> _Problem statement_
Every line that includes the word "price" needs to be copied from the listing.

> _Input data_
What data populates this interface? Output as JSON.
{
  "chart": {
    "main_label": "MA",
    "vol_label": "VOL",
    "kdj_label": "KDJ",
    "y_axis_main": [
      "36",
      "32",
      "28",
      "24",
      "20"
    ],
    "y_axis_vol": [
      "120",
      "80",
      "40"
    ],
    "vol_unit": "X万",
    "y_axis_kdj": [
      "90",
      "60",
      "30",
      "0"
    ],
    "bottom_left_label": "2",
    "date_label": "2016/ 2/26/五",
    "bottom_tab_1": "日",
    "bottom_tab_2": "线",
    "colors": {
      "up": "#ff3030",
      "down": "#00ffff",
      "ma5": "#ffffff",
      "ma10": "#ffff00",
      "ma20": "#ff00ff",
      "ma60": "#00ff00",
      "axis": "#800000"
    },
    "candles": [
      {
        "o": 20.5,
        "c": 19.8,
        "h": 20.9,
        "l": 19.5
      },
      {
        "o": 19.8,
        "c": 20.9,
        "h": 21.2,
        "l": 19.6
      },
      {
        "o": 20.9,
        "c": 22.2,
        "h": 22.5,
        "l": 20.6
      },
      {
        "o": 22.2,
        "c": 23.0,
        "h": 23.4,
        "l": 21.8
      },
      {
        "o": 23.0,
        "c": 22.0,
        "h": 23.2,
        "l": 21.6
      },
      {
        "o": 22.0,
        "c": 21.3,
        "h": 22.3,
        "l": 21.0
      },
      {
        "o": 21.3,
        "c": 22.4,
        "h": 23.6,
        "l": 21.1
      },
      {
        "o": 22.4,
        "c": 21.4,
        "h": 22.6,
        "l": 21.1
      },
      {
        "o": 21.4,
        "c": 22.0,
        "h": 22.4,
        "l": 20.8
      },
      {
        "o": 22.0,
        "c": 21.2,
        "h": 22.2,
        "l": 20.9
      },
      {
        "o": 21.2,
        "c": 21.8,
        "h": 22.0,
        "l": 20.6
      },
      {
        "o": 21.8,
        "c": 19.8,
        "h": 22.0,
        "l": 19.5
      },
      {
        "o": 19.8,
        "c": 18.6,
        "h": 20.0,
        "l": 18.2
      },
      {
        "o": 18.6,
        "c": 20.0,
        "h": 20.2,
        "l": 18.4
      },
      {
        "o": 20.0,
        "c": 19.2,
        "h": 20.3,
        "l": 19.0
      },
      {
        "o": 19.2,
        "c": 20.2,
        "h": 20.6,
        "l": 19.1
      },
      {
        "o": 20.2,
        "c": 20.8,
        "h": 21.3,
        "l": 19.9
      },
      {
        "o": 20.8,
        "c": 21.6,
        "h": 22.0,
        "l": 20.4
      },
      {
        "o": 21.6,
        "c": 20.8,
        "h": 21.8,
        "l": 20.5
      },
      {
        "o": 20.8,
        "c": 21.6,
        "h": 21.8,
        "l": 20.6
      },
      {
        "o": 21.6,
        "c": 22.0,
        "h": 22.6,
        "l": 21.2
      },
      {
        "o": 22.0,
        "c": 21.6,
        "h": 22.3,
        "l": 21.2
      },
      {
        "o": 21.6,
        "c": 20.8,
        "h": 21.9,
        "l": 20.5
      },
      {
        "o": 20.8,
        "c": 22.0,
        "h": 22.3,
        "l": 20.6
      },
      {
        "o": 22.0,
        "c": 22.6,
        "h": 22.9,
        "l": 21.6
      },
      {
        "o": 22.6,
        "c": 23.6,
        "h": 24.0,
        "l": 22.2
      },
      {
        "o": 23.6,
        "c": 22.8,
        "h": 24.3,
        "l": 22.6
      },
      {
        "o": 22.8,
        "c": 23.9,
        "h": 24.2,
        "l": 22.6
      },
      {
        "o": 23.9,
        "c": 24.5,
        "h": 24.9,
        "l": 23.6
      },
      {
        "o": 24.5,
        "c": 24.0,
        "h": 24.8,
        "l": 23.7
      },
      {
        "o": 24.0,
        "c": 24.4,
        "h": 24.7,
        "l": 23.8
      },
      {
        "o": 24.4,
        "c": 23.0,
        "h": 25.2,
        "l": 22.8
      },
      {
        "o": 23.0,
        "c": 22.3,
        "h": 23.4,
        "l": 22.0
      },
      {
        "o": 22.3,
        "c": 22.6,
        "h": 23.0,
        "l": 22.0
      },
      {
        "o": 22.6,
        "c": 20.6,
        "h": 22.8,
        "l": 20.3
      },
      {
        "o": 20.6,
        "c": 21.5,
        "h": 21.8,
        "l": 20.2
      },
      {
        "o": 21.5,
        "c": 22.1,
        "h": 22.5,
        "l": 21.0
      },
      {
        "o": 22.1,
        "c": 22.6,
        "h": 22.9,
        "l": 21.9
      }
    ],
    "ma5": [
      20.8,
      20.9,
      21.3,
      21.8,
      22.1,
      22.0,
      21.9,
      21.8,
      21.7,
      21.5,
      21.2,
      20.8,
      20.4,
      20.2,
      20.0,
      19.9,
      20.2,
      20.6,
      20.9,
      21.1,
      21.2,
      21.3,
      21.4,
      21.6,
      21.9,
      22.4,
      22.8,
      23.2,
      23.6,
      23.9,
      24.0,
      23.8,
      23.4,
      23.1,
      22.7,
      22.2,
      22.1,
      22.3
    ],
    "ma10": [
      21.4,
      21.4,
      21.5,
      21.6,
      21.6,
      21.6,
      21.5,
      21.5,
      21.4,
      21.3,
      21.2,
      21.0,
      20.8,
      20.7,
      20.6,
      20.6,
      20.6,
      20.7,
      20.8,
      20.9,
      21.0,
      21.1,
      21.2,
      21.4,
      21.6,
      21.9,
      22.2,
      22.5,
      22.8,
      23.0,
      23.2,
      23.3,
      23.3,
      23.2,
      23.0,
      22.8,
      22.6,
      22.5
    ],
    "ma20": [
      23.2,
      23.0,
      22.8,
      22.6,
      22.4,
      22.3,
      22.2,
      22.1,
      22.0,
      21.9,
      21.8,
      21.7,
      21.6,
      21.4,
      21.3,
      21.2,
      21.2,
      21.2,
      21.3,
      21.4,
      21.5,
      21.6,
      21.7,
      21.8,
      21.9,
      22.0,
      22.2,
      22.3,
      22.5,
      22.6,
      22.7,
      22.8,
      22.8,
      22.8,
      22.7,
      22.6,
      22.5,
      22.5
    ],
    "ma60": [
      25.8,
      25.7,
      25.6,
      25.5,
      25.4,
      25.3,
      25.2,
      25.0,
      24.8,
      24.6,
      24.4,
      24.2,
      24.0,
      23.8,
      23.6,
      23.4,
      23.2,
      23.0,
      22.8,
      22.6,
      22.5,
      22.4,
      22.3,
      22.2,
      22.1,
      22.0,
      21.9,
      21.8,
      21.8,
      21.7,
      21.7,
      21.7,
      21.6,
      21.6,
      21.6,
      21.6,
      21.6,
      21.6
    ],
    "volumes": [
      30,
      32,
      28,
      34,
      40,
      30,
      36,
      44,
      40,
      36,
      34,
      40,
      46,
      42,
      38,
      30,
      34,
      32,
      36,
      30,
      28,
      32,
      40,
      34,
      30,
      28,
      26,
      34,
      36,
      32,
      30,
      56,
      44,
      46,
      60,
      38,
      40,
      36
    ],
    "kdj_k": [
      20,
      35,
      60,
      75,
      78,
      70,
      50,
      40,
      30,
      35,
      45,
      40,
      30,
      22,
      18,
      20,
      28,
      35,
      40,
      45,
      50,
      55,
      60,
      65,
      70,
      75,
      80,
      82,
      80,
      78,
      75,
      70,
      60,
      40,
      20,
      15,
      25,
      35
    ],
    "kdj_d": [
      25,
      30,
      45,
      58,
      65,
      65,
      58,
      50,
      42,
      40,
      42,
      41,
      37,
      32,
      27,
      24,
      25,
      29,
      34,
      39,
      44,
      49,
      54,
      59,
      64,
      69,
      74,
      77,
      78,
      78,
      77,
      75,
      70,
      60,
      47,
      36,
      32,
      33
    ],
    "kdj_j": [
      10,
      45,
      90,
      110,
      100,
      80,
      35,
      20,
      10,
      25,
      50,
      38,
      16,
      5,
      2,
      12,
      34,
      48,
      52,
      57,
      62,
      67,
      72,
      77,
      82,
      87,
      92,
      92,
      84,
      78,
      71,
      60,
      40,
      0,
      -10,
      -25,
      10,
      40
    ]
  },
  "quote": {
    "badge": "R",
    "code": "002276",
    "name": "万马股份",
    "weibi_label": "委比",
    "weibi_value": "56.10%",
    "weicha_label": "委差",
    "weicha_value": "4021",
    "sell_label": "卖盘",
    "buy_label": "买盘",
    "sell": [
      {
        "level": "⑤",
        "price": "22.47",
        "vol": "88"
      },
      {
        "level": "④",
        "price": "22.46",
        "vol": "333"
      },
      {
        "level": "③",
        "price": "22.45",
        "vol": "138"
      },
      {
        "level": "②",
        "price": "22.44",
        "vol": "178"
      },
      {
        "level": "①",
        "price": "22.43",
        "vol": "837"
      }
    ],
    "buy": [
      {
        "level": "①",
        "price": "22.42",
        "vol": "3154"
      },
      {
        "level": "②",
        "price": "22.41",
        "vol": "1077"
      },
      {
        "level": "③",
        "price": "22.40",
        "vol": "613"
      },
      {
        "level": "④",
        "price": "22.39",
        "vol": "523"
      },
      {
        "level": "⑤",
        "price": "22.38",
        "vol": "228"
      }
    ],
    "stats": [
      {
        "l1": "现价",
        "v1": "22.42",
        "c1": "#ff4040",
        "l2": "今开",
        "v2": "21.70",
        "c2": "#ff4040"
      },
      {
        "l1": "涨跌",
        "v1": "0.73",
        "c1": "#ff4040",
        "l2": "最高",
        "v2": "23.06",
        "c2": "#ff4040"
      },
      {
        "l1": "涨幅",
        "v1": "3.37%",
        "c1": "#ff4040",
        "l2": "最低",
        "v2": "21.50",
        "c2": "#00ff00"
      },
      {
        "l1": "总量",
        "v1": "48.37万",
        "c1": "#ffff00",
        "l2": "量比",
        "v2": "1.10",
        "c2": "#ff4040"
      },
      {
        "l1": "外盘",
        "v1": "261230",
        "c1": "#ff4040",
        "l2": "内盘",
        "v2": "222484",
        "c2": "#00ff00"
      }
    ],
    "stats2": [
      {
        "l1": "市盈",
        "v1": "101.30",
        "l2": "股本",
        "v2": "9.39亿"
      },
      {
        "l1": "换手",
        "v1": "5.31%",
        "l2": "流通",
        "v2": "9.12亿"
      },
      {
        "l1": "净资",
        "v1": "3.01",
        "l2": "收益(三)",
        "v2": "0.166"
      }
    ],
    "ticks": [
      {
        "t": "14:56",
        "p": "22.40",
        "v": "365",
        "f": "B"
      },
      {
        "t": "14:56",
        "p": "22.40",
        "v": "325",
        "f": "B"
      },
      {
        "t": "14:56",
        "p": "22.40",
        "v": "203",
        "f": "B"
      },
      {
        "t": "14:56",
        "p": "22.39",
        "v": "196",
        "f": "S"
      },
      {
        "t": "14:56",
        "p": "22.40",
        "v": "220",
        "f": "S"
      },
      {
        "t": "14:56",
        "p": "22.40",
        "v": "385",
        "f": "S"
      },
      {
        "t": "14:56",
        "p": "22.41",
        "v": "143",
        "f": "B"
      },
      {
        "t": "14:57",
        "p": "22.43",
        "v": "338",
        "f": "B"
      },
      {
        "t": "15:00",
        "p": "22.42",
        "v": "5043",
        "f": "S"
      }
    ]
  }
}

> _Exercise response_
        "price": "22.47",
        "price": "22.46",
        "price": "22.45",
        "price": "22.44",
        "price": "22.43",
        "price": "22.42",
        "price": "22.41",
        "price": "22.40",
        "price": "22.39",
        "price": "22.38",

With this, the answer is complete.